* [WHAT THIS TASK INVOLVES]:
Without including any pictures, write out the listing below exactly.

────────────────

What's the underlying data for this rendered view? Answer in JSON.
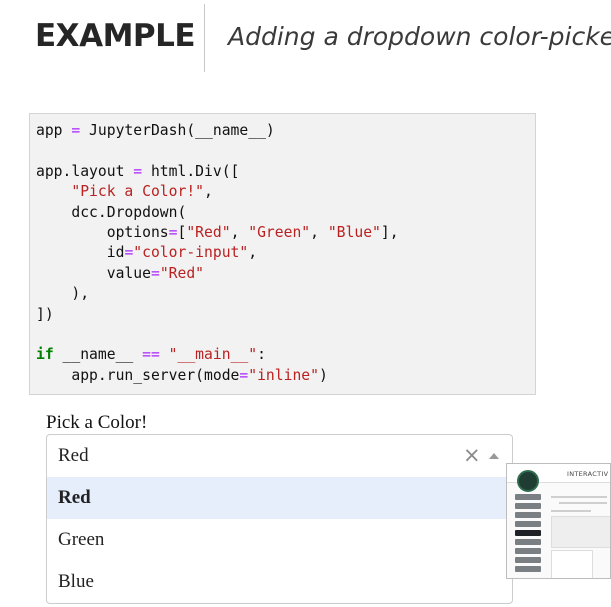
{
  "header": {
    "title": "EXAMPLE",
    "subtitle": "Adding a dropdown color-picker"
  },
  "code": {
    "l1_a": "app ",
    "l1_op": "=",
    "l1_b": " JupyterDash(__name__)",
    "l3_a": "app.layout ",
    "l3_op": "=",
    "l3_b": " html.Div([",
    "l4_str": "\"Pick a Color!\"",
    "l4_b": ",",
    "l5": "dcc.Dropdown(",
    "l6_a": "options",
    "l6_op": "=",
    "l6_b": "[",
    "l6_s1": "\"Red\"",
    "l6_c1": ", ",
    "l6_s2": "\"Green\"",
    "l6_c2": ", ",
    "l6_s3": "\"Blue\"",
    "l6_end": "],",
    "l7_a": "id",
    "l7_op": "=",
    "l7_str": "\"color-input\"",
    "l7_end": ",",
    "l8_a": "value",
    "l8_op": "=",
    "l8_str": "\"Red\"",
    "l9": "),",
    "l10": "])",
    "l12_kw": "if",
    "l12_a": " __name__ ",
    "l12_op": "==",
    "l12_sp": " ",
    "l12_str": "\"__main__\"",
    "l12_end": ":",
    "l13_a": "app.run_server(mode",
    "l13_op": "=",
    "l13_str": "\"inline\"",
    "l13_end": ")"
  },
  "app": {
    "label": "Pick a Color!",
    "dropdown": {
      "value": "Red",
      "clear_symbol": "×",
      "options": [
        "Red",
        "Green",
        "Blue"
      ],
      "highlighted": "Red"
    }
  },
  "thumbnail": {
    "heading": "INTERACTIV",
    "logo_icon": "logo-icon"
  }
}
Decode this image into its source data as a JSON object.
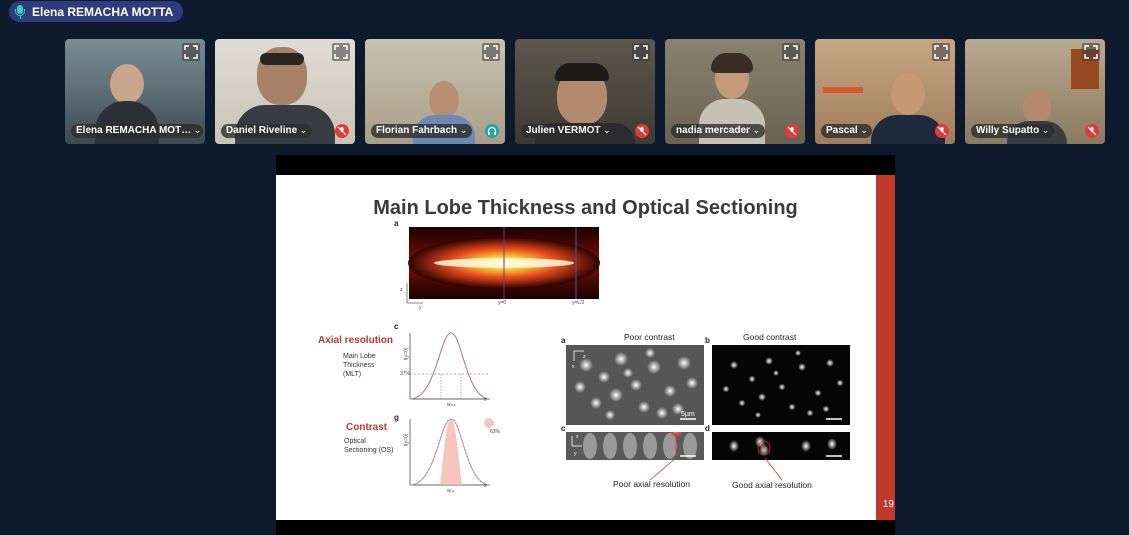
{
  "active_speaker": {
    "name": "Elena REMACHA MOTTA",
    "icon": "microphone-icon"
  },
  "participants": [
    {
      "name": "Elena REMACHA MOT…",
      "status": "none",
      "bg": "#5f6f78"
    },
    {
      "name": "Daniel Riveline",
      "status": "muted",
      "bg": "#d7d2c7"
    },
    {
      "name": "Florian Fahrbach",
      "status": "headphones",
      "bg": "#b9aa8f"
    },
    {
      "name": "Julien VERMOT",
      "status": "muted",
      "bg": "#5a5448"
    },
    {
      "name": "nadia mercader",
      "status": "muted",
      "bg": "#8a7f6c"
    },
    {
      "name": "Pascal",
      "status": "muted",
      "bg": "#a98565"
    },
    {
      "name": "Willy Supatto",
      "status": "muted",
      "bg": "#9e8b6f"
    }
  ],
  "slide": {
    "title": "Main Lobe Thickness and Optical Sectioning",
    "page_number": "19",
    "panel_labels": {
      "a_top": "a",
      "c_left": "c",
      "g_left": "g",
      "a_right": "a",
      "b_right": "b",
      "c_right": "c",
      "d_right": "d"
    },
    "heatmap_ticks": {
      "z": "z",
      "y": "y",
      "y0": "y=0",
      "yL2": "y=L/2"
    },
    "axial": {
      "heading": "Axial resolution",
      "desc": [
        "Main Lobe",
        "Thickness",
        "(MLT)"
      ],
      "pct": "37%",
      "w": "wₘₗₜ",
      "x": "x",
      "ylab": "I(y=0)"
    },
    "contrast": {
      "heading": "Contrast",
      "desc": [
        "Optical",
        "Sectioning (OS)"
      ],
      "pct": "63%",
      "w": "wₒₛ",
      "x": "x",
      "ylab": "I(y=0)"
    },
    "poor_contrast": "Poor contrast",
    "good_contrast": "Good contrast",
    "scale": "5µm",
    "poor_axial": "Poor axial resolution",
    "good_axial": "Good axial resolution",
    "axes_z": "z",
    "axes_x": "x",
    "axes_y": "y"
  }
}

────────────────

* [ANSWER SPACE]:
What's the underlying data for this rendered view? Answer in JSON.
{
  "header": {
    "title": "EXAMPLE",
    "subtitle": "Adding a dropdown color-picker"
  },
  "code": {
    "l1_a": "app ",
    "l1_op": "=",
    "l1_b": " JupyterDash(__name__)",
    "l3_a": "app.layout ",
    "l3_op": "=",
    "l3_b": " html.Div([",
    "l4_str": "\"Pick a Color!\"",
    "l4_b": ",",
    "l5": "dcc.Dropdown(",
    "l6_a": "options",
    "l6_op": "=",
    "l6_b": "[",
    "l6_s1": "\"Red\"",
    "l6_c1": ", ",
    "l6_s2": "\"Green\"",
    "l6_c2": ", ",
    "l6_s3": "\"Blue\"",
    "l6_end": "],",
    "l7_a": "id",
    "l7_op": "=",
    "l7_str": "\"color-input\"",
    "l7_end": ",",
    "l8_a": "value",
    "l8_op": "=",
    "l8_str": "\"Red\"",
    "l9": "),",
    "l10": "])",
    "l12_kw": "if",
    "l12_a": " __name__ ",
    "l12_op": "==",
    "l12_sp": " ",
    "l12_str": "\"__main__\"",
    "l12_end": ":",
    "l13_a": "app.run_server(mode",
    "l13_op": "=",
    "l13_str": "\"inline\"",
    "l13_end": ")"
  },
  "app": {
    "label": "Pick a Color!",
    "dropdown": {
      "value": "Red",
      "clear_symbol": "×",
      "options": [
        "Red",
        "Green",
        "Blue"
      ],
      "highlighted": "Red"
    }
  },
  "thumbnail": {
    "heading": "INTERACTIV",
    "logo_icon": "logo-icon"
  }
}
Decode this image into its source data as a JSON object.
{
  "active_speaker": {
    "name": "Elena REMACHA MOTTA",
    "icon": "microphone-icon"
  },
  "participants": [
    {
      "name": "Elena REMACHA MOT…",
      "status": "none",
      "bg": "#5f6f78"
    },
    {
      "name": "Daniel Riveline",
      "status": "muted",
      "bg": "#d7d2c7"
    },
    {
      "name": "Florian Fahrbach",
      "status": "headphones",
      "bg": "#b9aa8f"
    },
    {
      "name": "Julien VERMOT",
      "status": "muted",
      "bg": "#5a5448"
    },
    {
      "name": "nadia mercader",
      "status": "muted",
      "bg": "#8a7f6c"
    },
    {
      "name": "Pascal",
      "status": "muted",
      "bg": "#a98565"
    },
    {
      "name": "Willy Supatto",
      "status": "muted",
      "bg": "#9e8b6f"
    }
  ],
  "slide": {
    "title": "Main Lobe Thickness and Optical Sectioning",
    "page_number": "19",
    "panel_labels": {
      "a_top": "a",
      "c_left": "c",
      "g_left": "g",
      "a_right": "a",
      "b_right": "b",
      "c_right": "c",
      "d_right": "d"
    },
    "heatmap_ticks": {
      "z": "z",
      "y": "y",
      "y0": "y=0",
      "yL2": "y=L/2"
    },
    "axial": {
      "heading": "Axial resolution",
      "desc": [
        "Main Lobe",
        "Thickness",
        "(MLT)"
      ],
      "pct": "37%",
      "w": "wₘₗₜ",
      "x": "x",
      "ylab": "I(y=0)"
    },
    "contrast": {
      "heading": "Contrast",
      "desc": [
        "Optical",
        "Sectioning (OS)"
      ],
      "pct": "63%",
      "w": "wₒₛ",
      "x": "x",
      "ylab": "I(y=0)"
    },
    "poor_contrast": "Poor contrast",
    "good_contrast": "Good contrast",
    "scale": "5µm",
    "poor_axial": "Poor axial resolution",
    "good_axial": "Good axial resolution",
    "axes_z": "z",
    "axes_x": "x",
    "axes_y": "y"
  }
}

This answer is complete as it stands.